Remember, if someone received something of value in return for the gift (such as tickets to an event, or an item they won in the silent auction), that usually needs to be disclosed on the donation receipt. Again, talk with your accountant, lawyer, or your organization’s treasurer for more details.
Common Questions about Donation Receipts
Before I give you a sample donation receipt for your non-profit, I wanted to answer a few more common questions that I get about non-profit receipts:
Should We Send Receipts Even for Small Gifts?
While some non-profits only send thank you letters and receipts for gifts over a certain threshold (often $50, $100, or $250), my recommendation is that you send donation receipts and thank you notes to all of your donors at every level. Remember, your receipts and thank you letters are an opportunity to continue to build a relationship with your donor, and donors at all levels love to be acknowledged and recognized for their gifts.
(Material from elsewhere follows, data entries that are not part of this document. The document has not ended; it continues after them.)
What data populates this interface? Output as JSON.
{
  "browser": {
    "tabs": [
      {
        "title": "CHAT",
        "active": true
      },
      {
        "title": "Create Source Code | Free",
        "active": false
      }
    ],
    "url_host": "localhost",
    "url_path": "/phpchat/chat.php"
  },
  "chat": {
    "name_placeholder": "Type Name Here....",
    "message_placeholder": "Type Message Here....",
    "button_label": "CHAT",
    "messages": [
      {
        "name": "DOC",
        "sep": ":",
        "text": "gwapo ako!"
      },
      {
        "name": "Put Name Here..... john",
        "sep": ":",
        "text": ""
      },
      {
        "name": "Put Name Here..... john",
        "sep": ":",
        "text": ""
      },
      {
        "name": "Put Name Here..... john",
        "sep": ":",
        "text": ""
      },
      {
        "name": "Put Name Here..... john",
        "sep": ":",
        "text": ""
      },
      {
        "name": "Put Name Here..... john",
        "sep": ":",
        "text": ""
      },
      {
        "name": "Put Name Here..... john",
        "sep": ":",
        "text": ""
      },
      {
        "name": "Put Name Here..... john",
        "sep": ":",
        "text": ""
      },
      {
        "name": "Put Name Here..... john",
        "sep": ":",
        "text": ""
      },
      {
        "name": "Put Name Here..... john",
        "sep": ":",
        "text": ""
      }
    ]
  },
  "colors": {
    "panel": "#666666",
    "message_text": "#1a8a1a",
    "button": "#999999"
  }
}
Note that if you have limited resources for donor follow-up, you can elect to only send an automated e-mail thank you letter and donation receipt for small gifts made online, while still sending snail mail acknowledgements for larger gifts made online.
Should We Send a Consolidated Year-End Statement of Donations?
Yes! I highly recommend that you send thank you notes and donation receipts after each gift you receive, as well as a year-end statement to each of your donors that lists all of the donations (amount, type, and date) that they made throughout the year. This will help your donor prepare their taxes, and will provide you with an additional positive donor touch at the year-end. Remember to also include a nice thank you note with the year-end statement.
Where Can I Find More Information about Acknowledgement Rules?
The rules for sending out donor acknowledgements, including for in-kind gifts, gifts, of stock, and other complex gifts, can be found on the IRS website here: Charitable Contributions – Substantiation and Disclosure Requirements (PDF). The information provided on our website is not meant to be legal or financial advice. Please consult your tax advisor to learn more.
A Sample Donation Receipt for Your Non-Profit
Every non-profit’s receipts will look different because each has a different mission, and different states / countries may have different information that you are required to include in your receipts – so be sure to check your local laws and regulations first!
If you’d like to see a sample thank you letter that you can include with your receipt, click here.